Among the baits I call &uot;walkers&uot; are those lures than cover considerable water such as the famous &uot;Jitterbug&uot; or &uot;Crazy Crawler&uot;. Buzz baits also fall into this category.
These baits are especially good for fishing along the edges of weeds or for covering shallow water. The lures I call &uot;workers&uot; can be made attractive to bass without covering a lot of water. Among these baits are the Rebel Pop-R’s, Dying Quivers, Devil’s Horse and the wide variety of fly rod poppers. These lures are really good for fishing holes in the weeds and other tough spots.
It is my belief that bass are super sensitive to flying objects. Some of their most deadly enemies attack from the air and a fleeting shadow is a cause for alarm. I believe, that as a bait hits the water, the bass often runs away a short distance and then turns, instinctively asking the question, &uot;Is it going to eat me or am I going to eat it?&uot; By allowing the bait to sit idle for a half minute or more we give the bass a chance to get its wits about it. If there is a bass in the neighborhood the chances are good that it is studying the bait.
A slight twitch lets the bass know that he’s looking at something that appears to be alive. This is one reason I believe rubber or plastic skirts on top water baits are effective. The individual threads of rubber move seductively, adding to the impression that the bait is alive. If you have a worker type of lure it is smart to try various types of retrieves. Starting off slow and stopping after going only a foot or so can draw strikes. Fast, erratic retrieves with frequent stops also work.

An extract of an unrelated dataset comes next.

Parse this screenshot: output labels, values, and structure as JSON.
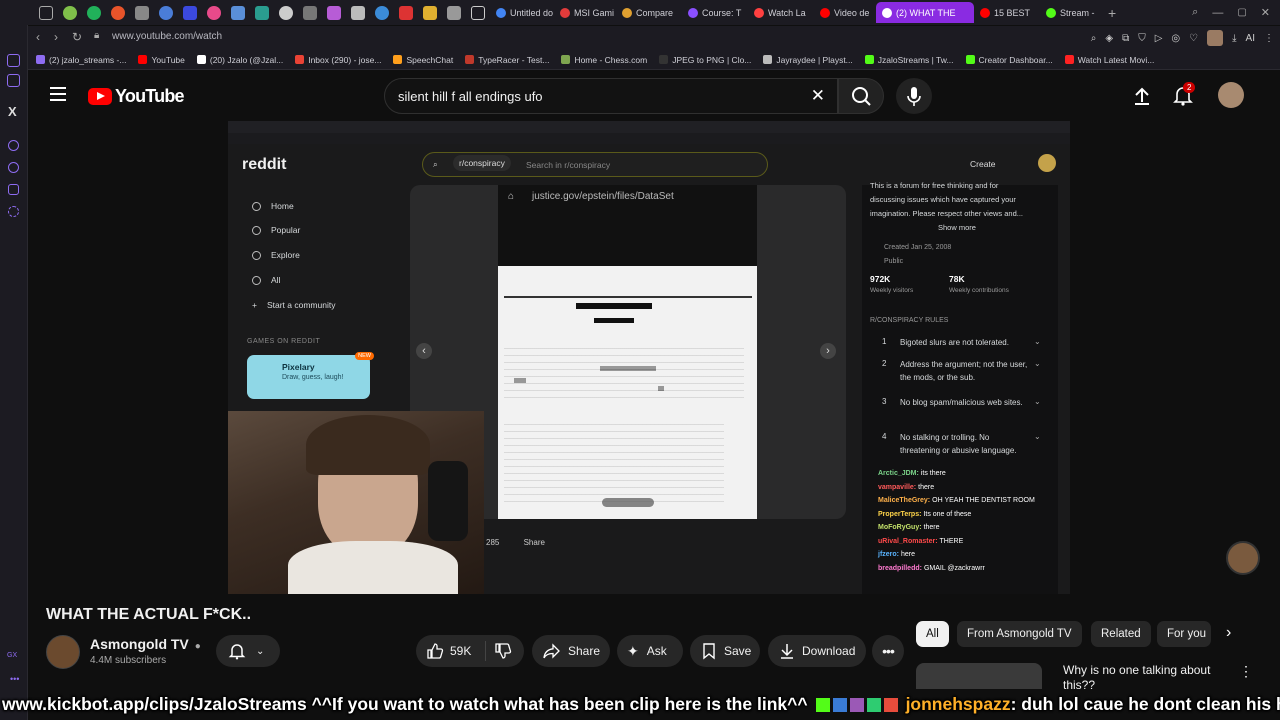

Actually the types of retrieves are limited only by your imagination and what works today may not work tomorrow, or, for that matter, ever again.
Cobia fishing remains very good. Anglers have been complaining about the small size of flounders, but at Queens Creek five flounders over seven pounds were weighed this past weekend.
Using Mr. Twister Curly grubs Greg Heath and Kenny Ames of Appomattox caught around 50 smallmouths to 2-1/2 pounds from the James River just above Lynchburg Sunday. They also had a pair or crappie topping a pound. Greg says big crappie are unusual in the river these days.
Little Creek Reservoir near Williamsburg was hot for stripers last weekend. Mike Fowler of Williamsburg landed 20 weighing up to 27-1/2 pounds. He also caught 10 largemouth bass weighing up to five pounds. He used live herring. The big striper is a new lake record. Using live herring, Linda Powers of Prince George landed three stripers to eight pounds.
Bubba Powers of Prince George had a pair of stripers weighing up to 23-1/4 pounds.
A night bass tournament at Lake Gaston produced a 16 fish, two-night total catch of nearly 60 pounds to take first place honors.